Could traumatic brain injury accelerate the onset of Parkinson’s disease?
Undergoing a traumatic brain injury (TBI) – a sudden injury that damages the brain – may be linked to Parkinson’s onset at an earlier age, new research suggests. The study, led by researchers in the US, examined data from the National Alzheimer’s Coordinating Centre (NACC) database and assessed whether TBI was associated with age of disease onset, survival and the degeneration of dopamine-producing nerve cells in the brain. They found that while there was no significant association with age of death or greater impact on dopamine-producing nerve cells, results showed that TBI was linked to a 4.9-year earlier age of Parkinson’s onset. Reflecting on the results, the researchers wrote that traumatic brain injury “appears to accelerate Parkinson’s onset without altering age of death”. However, the researchers also cautioned that “the nature of this relationship remains unclear”.
NASA astronaut who lived with Parkinson’s disease has died
“When I got diagnosed with Parkinson’s I thought it was over,” US astronaut Michael “Rich” Clifford once said, in a webcast conversation with Parkinson’s expert Dr Ray Dorsey.

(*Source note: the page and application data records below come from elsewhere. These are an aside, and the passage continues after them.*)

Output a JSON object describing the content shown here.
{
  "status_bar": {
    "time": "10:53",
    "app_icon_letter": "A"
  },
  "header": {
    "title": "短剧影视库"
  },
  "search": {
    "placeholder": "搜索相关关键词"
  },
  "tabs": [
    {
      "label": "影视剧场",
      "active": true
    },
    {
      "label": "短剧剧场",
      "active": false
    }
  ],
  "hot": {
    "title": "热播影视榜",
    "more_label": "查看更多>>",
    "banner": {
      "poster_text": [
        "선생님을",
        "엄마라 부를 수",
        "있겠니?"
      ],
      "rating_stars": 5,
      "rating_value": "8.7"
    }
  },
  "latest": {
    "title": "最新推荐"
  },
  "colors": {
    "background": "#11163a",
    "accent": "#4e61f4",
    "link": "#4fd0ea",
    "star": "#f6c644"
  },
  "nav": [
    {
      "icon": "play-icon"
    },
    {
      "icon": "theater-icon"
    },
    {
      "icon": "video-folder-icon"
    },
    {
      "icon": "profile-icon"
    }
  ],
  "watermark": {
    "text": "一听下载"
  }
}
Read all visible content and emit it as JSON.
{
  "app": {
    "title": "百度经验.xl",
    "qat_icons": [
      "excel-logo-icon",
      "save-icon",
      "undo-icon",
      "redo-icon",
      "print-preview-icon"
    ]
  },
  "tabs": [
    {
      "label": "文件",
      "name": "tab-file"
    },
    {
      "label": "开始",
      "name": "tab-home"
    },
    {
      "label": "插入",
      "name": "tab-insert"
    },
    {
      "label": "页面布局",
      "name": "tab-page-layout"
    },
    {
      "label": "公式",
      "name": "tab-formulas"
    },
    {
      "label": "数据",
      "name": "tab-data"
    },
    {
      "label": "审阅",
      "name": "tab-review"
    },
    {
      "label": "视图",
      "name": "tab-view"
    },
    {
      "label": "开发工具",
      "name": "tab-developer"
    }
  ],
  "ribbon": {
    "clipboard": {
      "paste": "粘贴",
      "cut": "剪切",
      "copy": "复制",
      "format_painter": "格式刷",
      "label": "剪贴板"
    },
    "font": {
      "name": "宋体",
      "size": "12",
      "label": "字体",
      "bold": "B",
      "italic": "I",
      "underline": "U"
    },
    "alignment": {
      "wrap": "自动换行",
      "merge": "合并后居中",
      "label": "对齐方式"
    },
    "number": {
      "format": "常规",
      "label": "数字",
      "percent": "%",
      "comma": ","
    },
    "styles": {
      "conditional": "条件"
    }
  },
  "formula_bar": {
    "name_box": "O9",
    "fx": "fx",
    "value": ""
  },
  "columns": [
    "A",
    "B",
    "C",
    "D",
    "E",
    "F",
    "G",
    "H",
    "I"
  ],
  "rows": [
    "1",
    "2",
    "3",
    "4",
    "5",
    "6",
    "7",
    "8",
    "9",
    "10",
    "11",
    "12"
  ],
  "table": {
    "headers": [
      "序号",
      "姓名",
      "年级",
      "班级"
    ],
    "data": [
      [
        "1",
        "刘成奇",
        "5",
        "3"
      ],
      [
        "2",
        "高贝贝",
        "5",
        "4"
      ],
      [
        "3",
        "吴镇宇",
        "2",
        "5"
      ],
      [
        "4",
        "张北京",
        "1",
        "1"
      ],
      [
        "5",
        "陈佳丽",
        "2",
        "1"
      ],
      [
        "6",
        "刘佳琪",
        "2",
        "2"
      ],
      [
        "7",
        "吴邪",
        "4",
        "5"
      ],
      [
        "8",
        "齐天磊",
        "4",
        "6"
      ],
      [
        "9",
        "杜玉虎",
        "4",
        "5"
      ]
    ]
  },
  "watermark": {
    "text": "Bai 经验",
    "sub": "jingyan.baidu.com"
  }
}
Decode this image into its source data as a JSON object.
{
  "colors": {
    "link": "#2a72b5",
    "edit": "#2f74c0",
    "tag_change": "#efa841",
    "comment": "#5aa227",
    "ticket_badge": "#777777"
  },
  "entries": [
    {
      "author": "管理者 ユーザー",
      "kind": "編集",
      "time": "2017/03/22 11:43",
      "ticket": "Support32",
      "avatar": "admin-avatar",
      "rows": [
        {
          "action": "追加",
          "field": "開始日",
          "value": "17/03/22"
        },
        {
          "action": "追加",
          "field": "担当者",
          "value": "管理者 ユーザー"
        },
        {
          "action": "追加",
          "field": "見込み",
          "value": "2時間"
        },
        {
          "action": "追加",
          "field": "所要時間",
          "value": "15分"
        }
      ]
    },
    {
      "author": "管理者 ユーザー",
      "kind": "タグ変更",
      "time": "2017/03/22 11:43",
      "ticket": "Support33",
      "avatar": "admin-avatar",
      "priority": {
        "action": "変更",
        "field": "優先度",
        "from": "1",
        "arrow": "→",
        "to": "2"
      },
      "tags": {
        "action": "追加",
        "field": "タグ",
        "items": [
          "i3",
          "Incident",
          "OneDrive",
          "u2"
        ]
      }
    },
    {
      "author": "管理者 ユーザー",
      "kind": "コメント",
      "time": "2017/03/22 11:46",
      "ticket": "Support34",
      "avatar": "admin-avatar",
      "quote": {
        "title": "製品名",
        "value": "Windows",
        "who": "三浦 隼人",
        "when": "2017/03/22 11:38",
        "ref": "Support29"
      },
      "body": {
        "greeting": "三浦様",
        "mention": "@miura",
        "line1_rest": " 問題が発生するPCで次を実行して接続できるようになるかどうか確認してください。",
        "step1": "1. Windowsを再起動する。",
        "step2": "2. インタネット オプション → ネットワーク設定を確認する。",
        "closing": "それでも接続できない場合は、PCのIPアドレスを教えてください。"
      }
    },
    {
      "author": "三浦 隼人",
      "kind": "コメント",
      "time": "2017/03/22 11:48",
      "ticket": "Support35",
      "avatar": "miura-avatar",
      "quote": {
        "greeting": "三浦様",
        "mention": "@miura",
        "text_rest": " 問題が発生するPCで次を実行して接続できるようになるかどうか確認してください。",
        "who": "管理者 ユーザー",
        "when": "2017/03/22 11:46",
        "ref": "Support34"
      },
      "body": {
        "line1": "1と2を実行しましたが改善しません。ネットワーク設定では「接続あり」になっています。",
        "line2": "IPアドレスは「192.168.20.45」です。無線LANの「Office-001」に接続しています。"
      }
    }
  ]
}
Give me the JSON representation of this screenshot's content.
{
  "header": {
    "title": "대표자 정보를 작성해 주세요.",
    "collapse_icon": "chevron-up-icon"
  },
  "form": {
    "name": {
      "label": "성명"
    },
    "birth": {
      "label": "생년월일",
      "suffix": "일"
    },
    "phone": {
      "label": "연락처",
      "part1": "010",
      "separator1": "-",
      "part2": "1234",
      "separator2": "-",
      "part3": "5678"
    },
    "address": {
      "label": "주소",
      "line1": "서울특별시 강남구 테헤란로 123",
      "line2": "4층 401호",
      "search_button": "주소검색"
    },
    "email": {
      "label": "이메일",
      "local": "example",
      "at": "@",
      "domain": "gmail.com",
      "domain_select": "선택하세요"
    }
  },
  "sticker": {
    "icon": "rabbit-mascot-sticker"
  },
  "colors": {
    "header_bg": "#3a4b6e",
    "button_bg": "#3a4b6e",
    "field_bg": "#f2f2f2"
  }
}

But when US space agency NASA offered him another opportunity to board a space shuttle, despite the onset of Parkinson’s symptoms, he didn’t hesitate. “And it was as easy as that.” Now, nearly 30 years since his final venture into space, Clifford has died due to complications from Parkinson’s disease. He leaves a legacy of three journeys into space, several awards for his services to the space programme – including the NASA Space Flight Medal – and a history of advocacy for people with Parkinson’s. In a 2013 conversation with the Michael J Fox Foundation, Clifford said: “Everyone with Parkinson’s handles it differently. Don’t let it get in the way of living. “Life is too good. Keep going. The sky’s the limit.” Image credit:…